Data for this task Start Marker

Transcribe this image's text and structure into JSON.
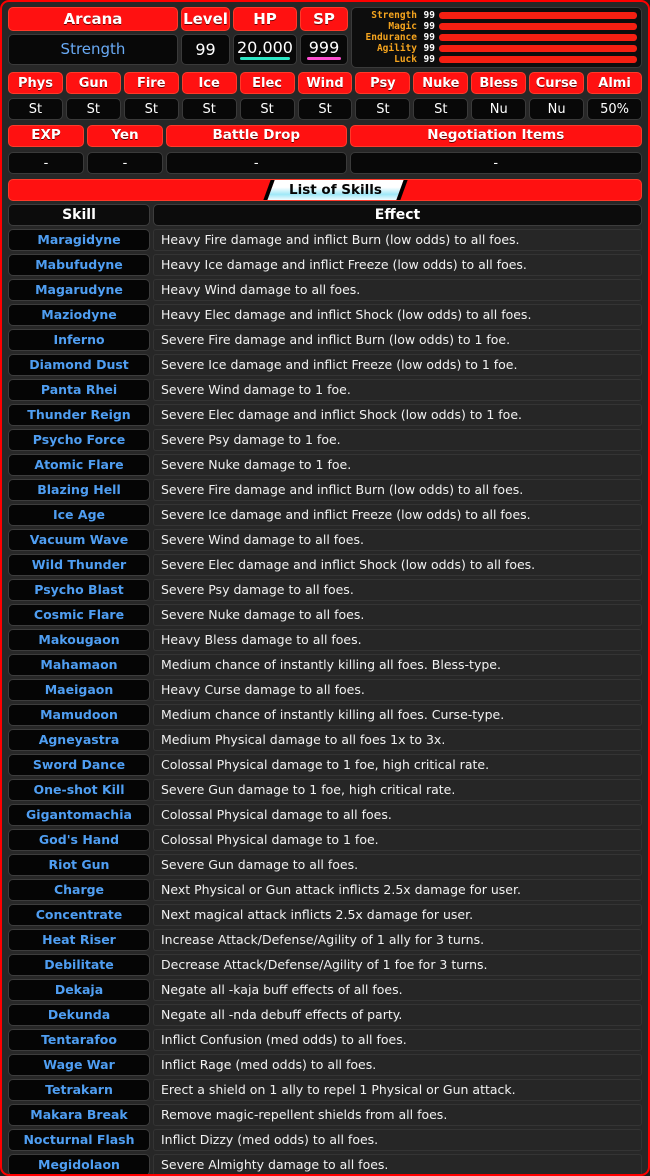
{
  "overview": {
    "arcana_label": "Arcana",
    "arcana_value": "Strength",
    "level_label": "Level",
    "level_value": "99",
    "hp_label": "HP",
    "hp_value": "20,000",
    "sp_label": "SP",
    "sp_value": "999"
  },
  "stats": {
    "max": 99,
    "rows": [
      {
        "name": "Strength",
        "value": "99"
      },
      {
        "name": "Magic",
        "value": "99"
      },
      {
        "name": "Endurance",
        "value": "99"
      },
      {
        "name": "Agility",
        "value": "99"
      },
      {
        "name": "Luck",
        "value": "99"
      }
    ]
  },
  "affinities": [
    {
      "element": "Phys",
      "value": "St"
    },
    {
      "element": "Gun",
      "value": "St"
    },
    {
      "element": "Fire",
      "value": "St"
    },
    {
      "element": "Ice",
      "value": "St"
    },
    {
      "element": "Elec",
      "value": "St"
    },
    {
      "element": "Wind",
      "value": "St"
    },
    {
      "element": "Psy",
      "value": "St"
    },
    {
      "element": "Nuke",
      "value": "St"
    },
    {
      "element": "Bless",
      "value": "Nu"
    },
    {
      "element": "Curse",
      "value": "Nu"
    },
    {
      "element": "Almi",
      "value": "50%"
    }
  ],
  "drops": [
    {
      "label": "EXP",
      "value": "-"
    },
    {
      "label": "Yen",
      "value": "-"
    },
    {
      "label": "Battle Drop",
      "value": "-"
    },
    {
      "label": "Negotiation Items",
      "value": "-"
    }
  ],
  "skills_section": {
    "banner_title": "List of Skills",
    "col_skill": "Skill",
    "col_effect": "Effect"
  },
  "skills": [
    {
      "name": "Maragidyne",
      "effect": "Heavy Fire damage and inflict Burn (low odds) to all foes."
    },
    {
      "name": "Mabufudyne",
      "effect": "Heavy Ice damage and inflict Freeze (low odds) to all foes."
    },
    {
      "name": "Magarudyne",
      "effect": "Heavy Wind damage to all foes."
    },
    {
      "name": "Maziodyne",
      "effect": "Heavy Elec damage and inflict Shock (low odds) to all foes."
    },
    {
      "name": "Inferno",
      "effect": "Severe Fire damage and inflict Burn (low odds) to 1 foe."
    },
    {
      "name": "Diamond Dust",
      "effect": "Severe Ice damage and inflict Freeze (low odds) to 1 foe."
    },
    {
      "name": "Panta Rhei",
      "effect": "Severe Wind damage to 1 foe."
    },
    {
      "name": "Thunder Reign",
      "effect": "Severe Elec damage and inflict Shock (low odds) to 1 foe."
    },
    {
      "name": "Psycho Force",
      "effect": "Severe Psy damage to 1 foe."
    },
    {
      "name": "Atomic Flare",
      "effect": "Severe Nuke damage to 1 foe."
    },
    {
      "name": "Blazing Hell",
      "effect": "Severe Fire damage and inflict Burn (low odds) to all foes."
    },
    {
      "name": "Ice Age",
      "effect": "Severe Ice damage and inflict Freeze (low odds) to all foes."
    },
    {
      "name": "Vacuum Wave",
      "effect": "Severe Wind damage to all foes."
    },
    {
      "name": "Wild Thunder",
      "effect": "Severe Elec damage and inflict Shock (low odds) to all foes."
    },
    {
      "name": "Psycho Blast",
      "effect": "Severe Psy damage to all foes."
    },
    {
      "name": "Cosmic Flare",
      "effect": "Severe Nuke damage to all foes."
    },
    {
      "name": "Makougaon",
      "effect": "Heavy Bless damage to all foes."
    },
    {
      "name": "Mahamaon",
      "effect": "Medium chance of instantly killing all foes. Bless-type."
    },
    {
      "name": "Maeigaon",
      "effect": "Heavy Curse damage to all foes."
    },
    {
      "name": "Mamudoon",
      "effect": "Medium chance of instantly killing all foes. Curse-type."
    },
    {
      "name": "Agneyastra",
      "effect": "Medium Physical damage to all foes 1x to 3x."
    },
    {
      "name": "Sword Dance",
      "effect": "Colossal Physical damage to 1 foe, high critical rate."
    },
    {
      "name": "One-shot Kill",
      "effect": "Severe Gun damage to 1 foe, high critical rate."
    },
    {
      "name": "Gigantomachia",
      "effect": "Colossal Physical damage to all foes."
    },
    {
      "name": "God's Hand",
      "effect": "Colossal Physical damage to 1 foe."
    },
    {
      "name": "Riot Gun",
      "effect": "Severe Gun damage to all foes."
    },
    {
      "name": "Charge",
      "effect": "Next Physical or Gun attack inflicts 2.5x damage for user."
    },
    {
      "name": "Concentrate",
      "effect": "Next magical attack inflicts 2.5x damage for user."
    },
    {
      "name": "Heat Riser",
      "effect": "Increase Attack/Defense/Agility of 1 ally for 3 turns."
    },
    {
      "name": "Debilitate",
      "effect": "Decrease Attack/Defense/Agility of 1 foe for 3 turns."
    },
    {
      "name": "Dekaja",
      "effect": "Negate all -kaja buff effects of all foes."
    },
    {
      "name": "Dekunda",
      "effect": "Negate all -nda debuff effects of party."
    },
    {
      "name": "Tentarafoo",
      "effect": "Inflict Confusion (med odds) to all foes."
    },
    {
      "name": "Wage War",
      "effect": "Inflict Rage (med odds) to all foes."
    },
    {
      "name": "Tetrakarn",
      "effect": "Erect a shield on 1 ally to repel 1 Physical or Gun attack."
    },
    {
      "name": "Makara Break",
      "effect": "Remove magic-repellent shields from all foes."
    },
    {
      "name": "Nocturnal Flash",
      "effect": "Inflict Dizzy (med odds) to all foes."
    },
    {
      "name": "Megidolaon",
      "effect": "Severe Almighty damage to all foes."
    }
  ],
  "colors": {
    "accent_red": "#ff1111",
    "skill_blue": "#4f9ef2",
    "stat_gold": "#f5a41e",
    "hp_underline": "#2ce8c6",
    "sp_underline": "#ff4fd2"
  }
}
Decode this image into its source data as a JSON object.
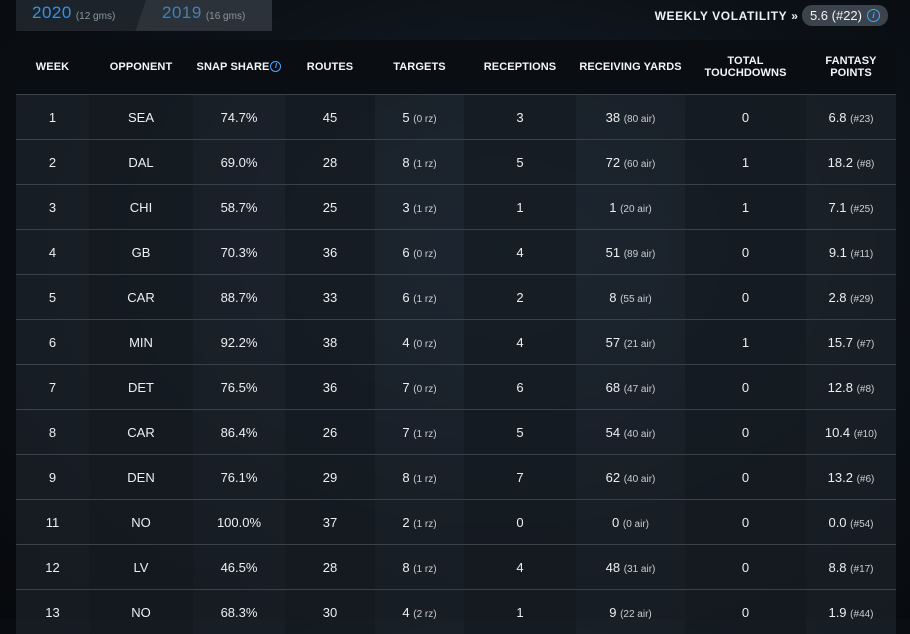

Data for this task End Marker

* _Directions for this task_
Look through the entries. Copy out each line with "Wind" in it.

* _Exercise output_
      "element": "Wind",
      "effect": "Heavy Wind damage to all foes."
      "effect": "Severe Wind damage to 1 foe."
      "effect": "Severe Wind damage to all foes."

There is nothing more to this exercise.